▸ Your goal: Apart from the pictures, every record here must be copied word for word.

[Stored records]
_ _ _ _

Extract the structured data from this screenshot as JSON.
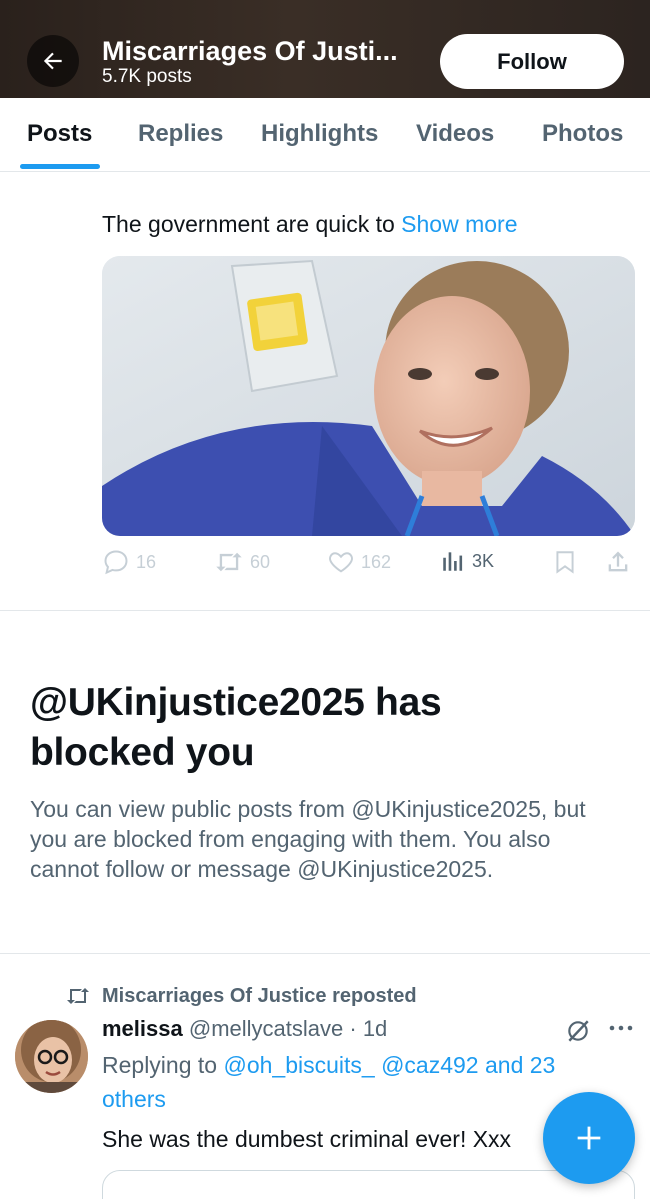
{
  "header": {
    "title": "Miscarriages Of Justi...",
    "post_count": "5.7K posts",
    "follow_label": "Follow"
  },
  "tabs": [
    {
      "label": "Posts",
      "active": true
    },
    {
      "label": "Replies",
      "active": false
    },
    {
      "label": "Highlights",
      "active": false
    },
    {
      "label": "Videos",
      "active": false
    },
    {
      "label": "Photos",
      "active": false
    }
  ],
  "post": {
    "text": "The government are quick to ",
    "show_more": "Show more",
    "media_icon": "photo-nurse-smiling",
    "actions": {
      "replies": "16",
      "reposts": "60",
      "likes": "162",
      "views": "3K"
    }
  },
  "blocked": {
    "title": "@UKinjustice2025 has blocked you",
    "description": "You can view public posts from @UKinjustice2025, but you are blocked from engaging with them. You also cannot follow or message @UKinjustice2025."
  },
  "repost": {
    "reposted_by": "Miscarriages Of Justice reposted",
    "author_name": "melissa",
    "author_handle": "@mellycatslave",
    "time": "1d",
    "replying_prefix": "Replying to ",
    "mention_1": "@oh_biscuits_",
    "mention_2": "@caz492",
    "others": "and 23 others",
    "text": "She was the dumbest criminal ever! Xxx"
  },
  "colors": {
    "accent": "#1d9bf0",
    "text_primary": "#0f1419",
    "text_secondary": "#536471",
    "header_bg": "#2f2620"
  },
  "icons": {
    "back": "arrow-left-icon",
    "reply": "comment-icon",
    "repost": "repost-icon",
    "like": "heart-icon",
    "views": "bar-chart-icon",
    "bookmark": "bookmark-icon",
    "share": "share-icon",
    "grok": "grok-icon",
    "more": "more-dots-icon",
    "compose": "plus-icon"
  }
}
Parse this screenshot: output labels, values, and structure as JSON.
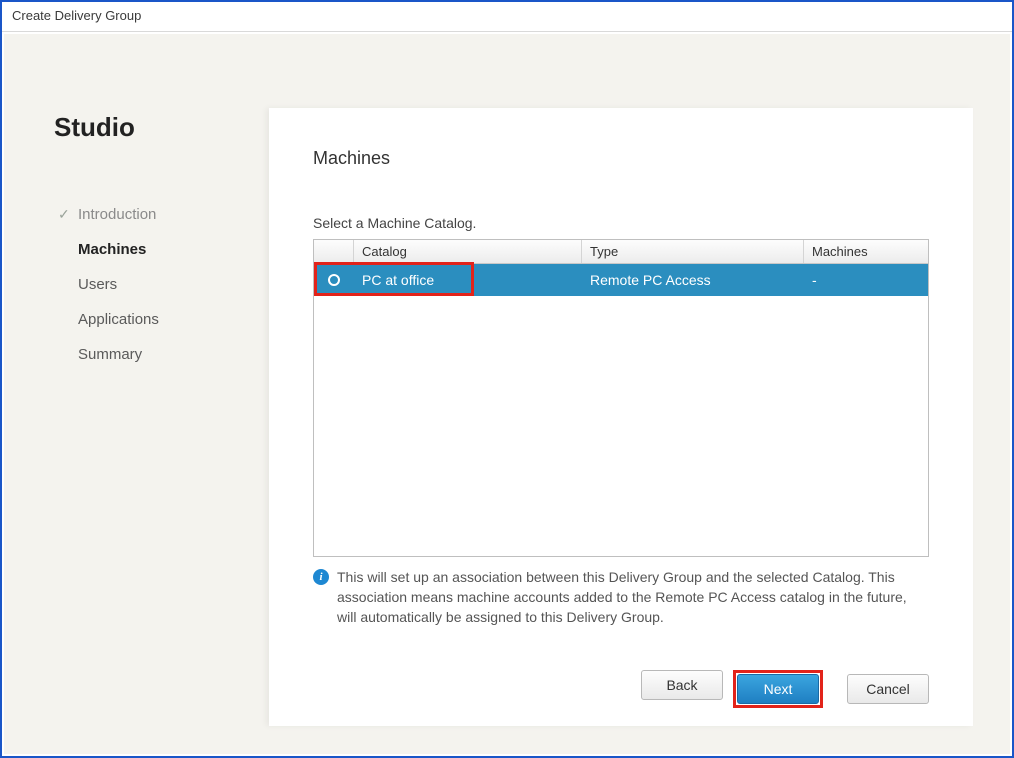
{
  "window": {
    "title": "Create Delivery Group"
  },
  "brand": "Studio",
  "steps": [
    {
      "label": "Introduction",
      "state": "done"
    },
    {
      "label": "Machines",
      "state": "current"
    },
    {
      "label": "Users",
      "state": ""
    },
    {
      "label": "Applications",
      "state": ""
    },
    {
      "label": "Summary",
      "state": ""
    }
  ],
  "panel": {
    "title": "Machines",
    "subtitle": "Select a Machine Catalog.",
    "columns": {
      "catalog": "Catalog",
      "type": "Type",
      "machines": "Machines"
    },
    "rows": [
      {
        "catalog": "PC at office",
        "type": "Remote PC Access",
        "machines": "-"
      }
    ],
    "info": "This will set up an association between this Delivery Group and the selected Catalog. This association means machine accounts added to the Remote PC Access catalog in the future, will automatically be assigned to this Delivery Group."
  },
  "buttons": {
    "back": "Back",
    "next": "Next",
    "cancel": "Cancel"
  }
}
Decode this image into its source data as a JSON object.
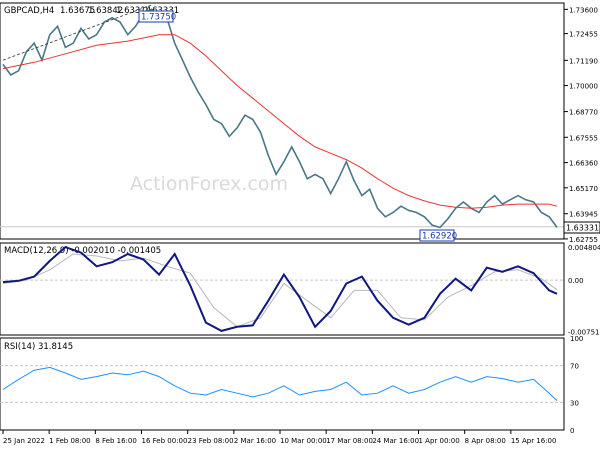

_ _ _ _

▸ Answer for this exercise:
Extract the structured data from this screenshot as JSON.
{
  "header": {
    "title": "Miscarriages Of Justi...",
    "post_count": "5.7K posts",
    "follow_label": "Follow"
  },
  "tabs": [
    {
      "label": "Posts",
      "active": true
    },
    {
      "label": "Replies",
      "active": false
    },
    {
      "label": "Highlights",
      "active": false
    },
    {
      "label": "Videos",
      "active": false
    },
    {
      "label": "Photos",
      "active": false
    }
  ],
  "post": {
    "text": "The government are quick to ",
    "show_more": "Show more",
    "media_icon": "photo-nurse-smiling",
    "actions": {
      "replies": "16",
      "reposts": "60",
      "likes": "162",
      "views": "3K"
    }
  },
  "blocked": {
    "title": "@UKinjustice2025 has blocked you",
    "description": "You can view public posts from @UKinjustice2025, but you are blocked from engaging with them. You also cannot follow or message @UKinjustice2025."
  },
  "repost": {
    "reposted_by": "Miscarriages Of Justice reposted",
    "author_name": "melissa",
    "author_handle": "@mellycatslave",
    "time": "1d",
    "replying_prefix": "Replying to ",
    "mention_1": "@oh_biscuits_",
    "mention_2": "@caz492",
    "others": "and 23 others",
    "text": "She was the dumbest criminal ever! Xxx"
  },
  "colors": {
    "accent": "#1d9bf0",
    "text_primary": "#0f1419",
    "text_secondary": "#536471",
    "header_bg": "#2f2620"
  },
  "icons": {
    "back": "arrow-left-icon",
    "reply": "comment-icon",
    "repost": "repost-icon",
    "like": "heart-icon",
    "views": "bar-chart-icon",
    "bookmark": "bookmark-icon",
    "share": "share-icon",
    "grok": "grok-icon",
    "more": "more-dots-icon",
    "compose": "plus-icon"
  }
}
Parse this screenshot: output labels, values, and structure as JSON.
{
  "window": {
    "title": "Create Delivery Group"
  },
  "brand": "Studio",
  "steps": [
    {
      "label": "Introduction",
      "state": "done"
    },
    {
      "label": "Machines",
      "state": "current"
    },
    {
      "label": "Users",
      "state": ""
    },
    {
      "label": "Applications",
      "state": ""
    },
    {
      "label": "Summary",
      "state": ""
    }
  ],
  "panel": {
    "title": "Machines",
    "subtitle": "Select a Machine Catalog.",
    "columns": {
      "catalog": "Catalog",
      "type": "Type",
      "machines": "Machines"
    },
    "rows": [
      {
        "catalog": "PC at office",
        "type": "Remote PC Access",
        "machines": "-"
      }
    ],
    "info": "This will set up an association between this Delivery Group and the selected Catalog. This association means machine accounts added to the Remote PC Access catalog in the future, will automatically be assigned to this Delivery Group."
  },
  "buttons": {
    "back": "Back",
    "next": "Next",
    "cancel": "Cancel"
  }
}
Decode this image into its source data as a JSON object.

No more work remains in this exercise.